One last note on medication for middle-of-the-night awakeners: The sleeping pill zaleplon (a.k.a. Sonata) has not been approved for use in the middle of the night. But it has a very short half-life (1 hour) and tests are under way to evaluate the safety of middle-of-the-night dosing. A new study shows that while Ambien CR taken at bedtime interfered with the consolidation of memories at night, 10 mg of zaleplon taken in the middle of the night did not. Other studies have shown no residual grogginess in insomniacs at 4 hours after taking zaleplon. The drug may be an option for those looking to get back to sleep more quickly.

If you have sleep maintenance insomnia, what strategies and medications have you tried, and have they worked?

A New Look at Trazodone for Sleep

Trazodone has never been approved for the treatment of insomnia. Yet it rose to the top of the bestseller charts as a medication for sleeplessness in the 1990s and enjoys great popularity still. Here’s one explanation for its appeal.

It’s been a stretch for me to accept that trazodone, a sedating antidepressant, is such a popular treatment for insomnia. Clinical trials have never shown it helps put people to sleep or keeps them sleeping longer. And even at low doses (50 mg.), the drug is known to produce cognitive and motor impairments the following day.* Trazodone has never been approved for the treatment of insomnia, yet it rose to the top of the bestseller charts as a medication for sleeplessness in the 1990s and enjoys great popularity still.
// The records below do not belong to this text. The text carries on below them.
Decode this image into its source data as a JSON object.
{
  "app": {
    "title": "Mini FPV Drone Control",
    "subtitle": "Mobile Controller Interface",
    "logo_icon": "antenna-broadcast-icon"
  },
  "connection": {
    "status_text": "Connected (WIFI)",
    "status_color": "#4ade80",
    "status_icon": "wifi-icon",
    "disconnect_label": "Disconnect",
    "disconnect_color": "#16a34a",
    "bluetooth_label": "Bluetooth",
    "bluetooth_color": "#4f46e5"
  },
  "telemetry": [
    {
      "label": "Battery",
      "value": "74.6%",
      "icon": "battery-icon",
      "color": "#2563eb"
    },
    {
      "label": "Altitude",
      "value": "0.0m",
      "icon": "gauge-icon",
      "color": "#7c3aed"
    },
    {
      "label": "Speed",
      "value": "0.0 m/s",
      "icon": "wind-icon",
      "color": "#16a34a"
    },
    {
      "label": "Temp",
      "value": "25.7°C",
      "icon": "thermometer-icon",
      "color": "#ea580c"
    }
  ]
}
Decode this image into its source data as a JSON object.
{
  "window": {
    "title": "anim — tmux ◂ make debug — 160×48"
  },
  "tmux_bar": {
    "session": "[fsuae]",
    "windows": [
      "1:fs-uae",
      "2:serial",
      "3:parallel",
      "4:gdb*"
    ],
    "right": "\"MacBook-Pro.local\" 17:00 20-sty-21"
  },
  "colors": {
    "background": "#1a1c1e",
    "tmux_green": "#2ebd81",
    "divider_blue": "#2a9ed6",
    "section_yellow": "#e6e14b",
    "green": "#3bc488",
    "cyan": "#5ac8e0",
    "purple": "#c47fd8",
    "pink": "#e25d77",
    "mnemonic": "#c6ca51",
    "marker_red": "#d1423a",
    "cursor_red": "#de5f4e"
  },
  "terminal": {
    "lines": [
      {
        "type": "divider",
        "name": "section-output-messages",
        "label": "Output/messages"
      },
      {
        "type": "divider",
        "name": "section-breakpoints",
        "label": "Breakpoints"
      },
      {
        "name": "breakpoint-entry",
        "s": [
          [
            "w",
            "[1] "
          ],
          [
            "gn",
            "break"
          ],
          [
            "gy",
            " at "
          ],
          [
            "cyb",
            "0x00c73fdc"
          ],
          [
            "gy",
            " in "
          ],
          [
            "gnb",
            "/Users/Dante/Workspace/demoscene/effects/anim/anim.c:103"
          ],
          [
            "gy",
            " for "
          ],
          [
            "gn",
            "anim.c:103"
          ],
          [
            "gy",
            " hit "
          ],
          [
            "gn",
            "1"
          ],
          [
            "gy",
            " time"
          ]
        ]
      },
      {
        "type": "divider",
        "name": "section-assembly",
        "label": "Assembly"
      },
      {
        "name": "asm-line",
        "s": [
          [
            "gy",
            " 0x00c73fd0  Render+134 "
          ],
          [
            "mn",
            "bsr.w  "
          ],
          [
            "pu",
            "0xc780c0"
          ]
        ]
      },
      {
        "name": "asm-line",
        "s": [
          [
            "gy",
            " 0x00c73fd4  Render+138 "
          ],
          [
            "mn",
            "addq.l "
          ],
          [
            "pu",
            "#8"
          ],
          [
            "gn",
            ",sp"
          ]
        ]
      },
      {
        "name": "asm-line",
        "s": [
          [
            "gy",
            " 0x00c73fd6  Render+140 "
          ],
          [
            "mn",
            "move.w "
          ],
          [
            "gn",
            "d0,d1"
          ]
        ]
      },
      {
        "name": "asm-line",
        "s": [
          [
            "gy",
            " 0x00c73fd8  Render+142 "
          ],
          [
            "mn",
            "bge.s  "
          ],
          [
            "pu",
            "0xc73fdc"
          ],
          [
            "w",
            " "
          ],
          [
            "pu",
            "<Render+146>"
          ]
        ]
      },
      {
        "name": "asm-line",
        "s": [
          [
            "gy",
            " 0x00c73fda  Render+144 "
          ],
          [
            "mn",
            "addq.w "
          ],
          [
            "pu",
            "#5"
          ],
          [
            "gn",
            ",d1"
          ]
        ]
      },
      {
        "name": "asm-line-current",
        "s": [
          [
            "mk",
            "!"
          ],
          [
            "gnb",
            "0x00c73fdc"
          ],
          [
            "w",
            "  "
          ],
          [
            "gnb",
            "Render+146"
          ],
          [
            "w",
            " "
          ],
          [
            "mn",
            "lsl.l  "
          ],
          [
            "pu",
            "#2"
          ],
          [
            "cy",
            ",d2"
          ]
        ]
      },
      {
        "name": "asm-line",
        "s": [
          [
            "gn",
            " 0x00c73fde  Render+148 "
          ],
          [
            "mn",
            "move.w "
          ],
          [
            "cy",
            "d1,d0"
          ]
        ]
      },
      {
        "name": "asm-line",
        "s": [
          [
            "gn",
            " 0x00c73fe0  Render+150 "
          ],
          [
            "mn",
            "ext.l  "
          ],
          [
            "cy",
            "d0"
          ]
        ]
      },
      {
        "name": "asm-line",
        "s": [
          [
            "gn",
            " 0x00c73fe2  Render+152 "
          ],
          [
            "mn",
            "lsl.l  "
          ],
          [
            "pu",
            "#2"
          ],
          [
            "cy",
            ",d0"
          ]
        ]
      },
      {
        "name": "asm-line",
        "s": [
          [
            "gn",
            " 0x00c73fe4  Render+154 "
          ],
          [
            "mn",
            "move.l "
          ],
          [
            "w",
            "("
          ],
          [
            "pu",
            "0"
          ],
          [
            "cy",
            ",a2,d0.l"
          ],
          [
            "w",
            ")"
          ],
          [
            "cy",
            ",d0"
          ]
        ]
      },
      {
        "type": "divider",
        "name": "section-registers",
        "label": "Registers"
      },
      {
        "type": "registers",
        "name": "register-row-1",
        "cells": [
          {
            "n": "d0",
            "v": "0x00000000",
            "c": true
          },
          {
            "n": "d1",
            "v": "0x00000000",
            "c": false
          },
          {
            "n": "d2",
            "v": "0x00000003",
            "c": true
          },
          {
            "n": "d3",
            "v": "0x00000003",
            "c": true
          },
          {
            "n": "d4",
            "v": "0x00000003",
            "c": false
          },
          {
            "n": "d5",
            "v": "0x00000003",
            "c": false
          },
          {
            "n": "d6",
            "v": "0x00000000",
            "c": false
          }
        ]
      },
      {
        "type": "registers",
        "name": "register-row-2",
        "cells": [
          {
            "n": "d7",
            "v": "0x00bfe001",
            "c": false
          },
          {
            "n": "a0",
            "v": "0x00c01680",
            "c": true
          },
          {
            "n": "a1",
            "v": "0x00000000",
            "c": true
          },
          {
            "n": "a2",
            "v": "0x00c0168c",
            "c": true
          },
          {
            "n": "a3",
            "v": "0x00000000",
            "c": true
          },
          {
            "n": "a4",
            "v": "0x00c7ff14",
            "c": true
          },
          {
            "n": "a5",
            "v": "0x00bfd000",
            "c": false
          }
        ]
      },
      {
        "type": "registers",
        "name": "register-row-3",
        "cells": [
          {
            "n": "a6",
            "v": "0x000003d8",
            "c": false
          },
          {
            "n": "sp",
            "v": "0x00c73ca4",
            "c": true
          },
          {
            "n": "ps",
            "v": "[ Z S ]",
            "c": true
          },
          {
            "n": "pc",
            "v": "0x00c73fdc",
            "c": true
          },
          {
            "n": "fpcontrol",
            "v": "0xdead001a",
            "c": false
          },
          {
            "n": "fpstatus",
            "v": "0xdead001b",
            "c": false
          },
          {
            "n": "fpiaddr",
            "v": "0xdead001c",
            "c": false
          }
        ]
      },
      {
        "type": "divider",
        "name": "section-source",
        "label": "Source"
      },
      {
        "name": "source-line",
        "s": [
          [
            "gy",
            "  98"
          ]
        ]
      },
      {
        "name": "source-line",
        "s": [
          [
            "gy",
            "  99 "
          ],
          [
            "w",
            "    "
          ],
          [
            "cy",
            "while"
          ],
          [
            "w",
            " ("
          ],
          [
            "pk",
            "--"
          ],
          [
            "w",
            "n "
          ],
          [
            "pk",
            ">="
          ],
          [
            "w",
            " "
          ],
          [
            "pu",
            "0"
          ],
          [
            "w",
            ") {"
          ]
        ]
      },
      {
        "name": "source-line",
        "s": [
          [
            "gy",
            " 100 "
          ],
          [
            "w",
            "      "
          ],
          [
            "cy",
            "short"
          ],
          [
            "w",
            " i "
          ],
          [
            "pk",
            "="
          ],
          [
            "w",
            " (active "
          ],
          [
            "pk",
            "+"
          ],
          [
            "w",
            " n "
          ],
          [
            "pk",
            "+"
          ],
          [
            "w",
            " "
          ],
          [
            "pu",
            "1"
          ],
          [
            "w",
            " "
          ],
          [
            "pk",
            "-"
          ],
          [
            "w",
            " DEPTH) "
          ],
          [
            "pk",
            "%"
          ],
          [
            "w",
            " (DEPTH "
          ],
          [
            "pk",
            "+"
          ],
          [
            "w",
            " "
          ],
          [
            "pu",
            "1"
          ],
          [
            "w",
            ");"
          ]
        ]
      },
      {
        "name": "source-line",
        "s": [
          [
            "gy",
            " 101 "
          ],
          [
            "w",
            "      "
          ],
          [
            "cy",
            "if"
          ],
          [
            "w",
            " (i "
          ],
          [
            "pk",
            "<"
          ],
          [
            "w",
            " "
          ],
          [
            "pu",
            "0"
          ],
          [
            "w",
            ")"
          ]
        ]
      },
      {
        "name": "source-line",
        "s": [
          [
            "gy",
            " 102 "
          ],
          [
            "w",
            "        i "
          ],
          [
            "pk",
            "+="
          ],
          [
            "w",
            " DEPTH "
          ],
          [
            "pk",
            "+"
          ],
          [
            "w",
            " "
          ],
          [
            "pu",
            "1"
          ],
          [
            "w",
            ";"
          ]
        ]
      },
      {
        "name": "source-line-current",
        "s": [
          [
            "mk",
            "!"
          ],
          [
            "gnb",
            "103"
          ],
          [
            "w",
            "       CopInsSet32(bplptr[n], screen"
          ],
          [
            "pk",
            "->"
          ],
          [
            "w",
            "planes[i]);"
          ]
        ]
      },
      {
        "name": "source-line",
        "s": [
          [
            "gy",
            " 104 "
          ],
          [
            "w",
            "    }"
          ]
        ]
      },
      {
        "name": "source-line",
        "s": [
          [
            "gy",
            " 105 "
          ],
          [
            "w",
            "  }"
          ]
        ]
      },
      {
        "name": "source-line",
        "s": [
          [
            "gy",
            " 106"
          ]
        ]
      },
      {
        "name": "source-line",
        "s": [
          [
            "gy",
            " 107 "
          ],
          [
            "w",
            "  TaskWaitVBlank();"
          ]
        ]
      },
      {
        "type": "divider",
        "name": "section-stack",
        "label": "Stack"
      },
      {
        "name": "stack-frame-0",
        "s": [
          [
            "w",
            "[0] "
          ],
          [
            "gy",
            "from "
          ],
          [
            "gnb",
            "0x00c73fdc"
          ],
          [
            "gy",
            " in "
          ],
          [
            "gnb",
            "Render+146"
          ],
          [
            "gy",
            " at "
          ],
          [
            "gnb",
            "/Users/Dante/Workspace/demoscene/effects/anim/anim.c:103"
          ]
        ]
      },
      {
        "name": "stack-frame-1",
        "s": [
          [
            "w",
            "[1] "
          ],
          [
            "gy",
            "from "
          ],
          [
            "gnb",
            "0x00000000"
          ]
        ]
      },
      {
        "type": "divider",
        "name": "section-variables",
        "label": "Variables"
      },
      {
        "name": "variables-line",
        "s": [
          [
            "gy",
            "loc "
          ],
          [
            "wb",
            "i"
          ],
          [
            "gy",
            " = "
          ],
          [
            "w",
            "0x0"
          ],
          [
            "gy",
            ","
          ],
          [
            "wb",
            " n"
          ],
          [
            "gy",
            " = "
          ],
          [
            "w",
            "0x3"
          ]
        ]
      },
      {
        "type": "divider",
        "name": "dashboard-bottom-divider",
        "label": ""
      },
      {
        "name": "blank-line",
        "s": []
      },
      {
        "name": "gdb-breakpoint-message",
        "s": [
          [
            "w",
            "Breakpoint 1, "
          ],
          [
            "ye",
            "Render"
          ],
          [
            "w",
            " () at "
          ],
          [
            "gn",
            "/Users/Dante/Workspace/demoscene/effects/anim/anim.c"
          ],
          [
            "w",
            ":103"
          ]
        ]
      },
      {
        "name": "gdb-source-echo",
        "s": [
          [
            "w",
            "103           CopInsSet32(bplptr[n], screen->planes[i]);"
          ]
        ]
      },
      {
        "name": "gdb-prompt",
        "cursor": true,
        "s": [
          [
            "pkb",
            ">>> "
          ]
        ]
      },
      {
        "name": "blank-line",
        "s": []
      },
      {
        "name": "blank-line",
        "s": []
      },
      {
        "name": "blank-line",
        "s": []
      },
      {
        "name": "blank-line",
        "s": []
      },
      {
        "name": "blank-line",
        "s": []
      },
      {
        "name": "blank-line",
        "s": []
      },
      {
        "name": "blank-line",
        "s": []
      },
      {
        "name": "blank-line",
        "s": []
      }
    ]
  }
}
Trazodone

Confession: this is the sort of knotty paradox that keeps me awake at night.

Now, I have insomniac friends who swear by trazodone, and I know they’re not delusional. They use low-dose trazodone because it works for them, and they don’t need to understand why.

But I’m a stickler for evidence, and this gap between subjective experience and objective proof is a real sore point. So imagine my thrill at finding a paper that explains why it might be that trazodone works.

Trazodone and REM Sleep

The traditional view of insomnia holds that it’s basically a problem of non-REM (or quiet) sleep. Insomniacs may not be getting the same percent of deep sleep as good sleepers, or the problem may be in how deep sleep is discharged. Deep sleep is the restorative stuff, the kind that “knits up the raveled sleeve of care.” Alternatively, the quality of non-REM sleep may be compromised by lots of high-frequency brain activity that enables you to sense things even while you’re asleep.

But for insomniacs who struggle with frequent awakenings in the middle of the night, the problem may in fact be occurring during REM (or active) sleep, when you’re dreaming. A new analysis shows that percent-wise, people with sleep maintenance insomnia get less REM sleep and awaken more often during REM sleep than good sleepers. The hypothesis is that these insomniacs may be suffering from “REM sleep instability.”**

Despite its otherwise underwhelming characteristics as a sleep medication, trazodone does cut down on nighttime awakenings and make sleep feel easier. Unlike most other antidepressants, the drug does not suppress REM sleep. So as a sleeping pill, trazodone may have a claim to legitimacy after all.

Perhaps you’re one who knew it all along, but I was a skeptic, and this bit of news has done wonders for my sleep!

Effects of Trazodone

** REM Sleep Instability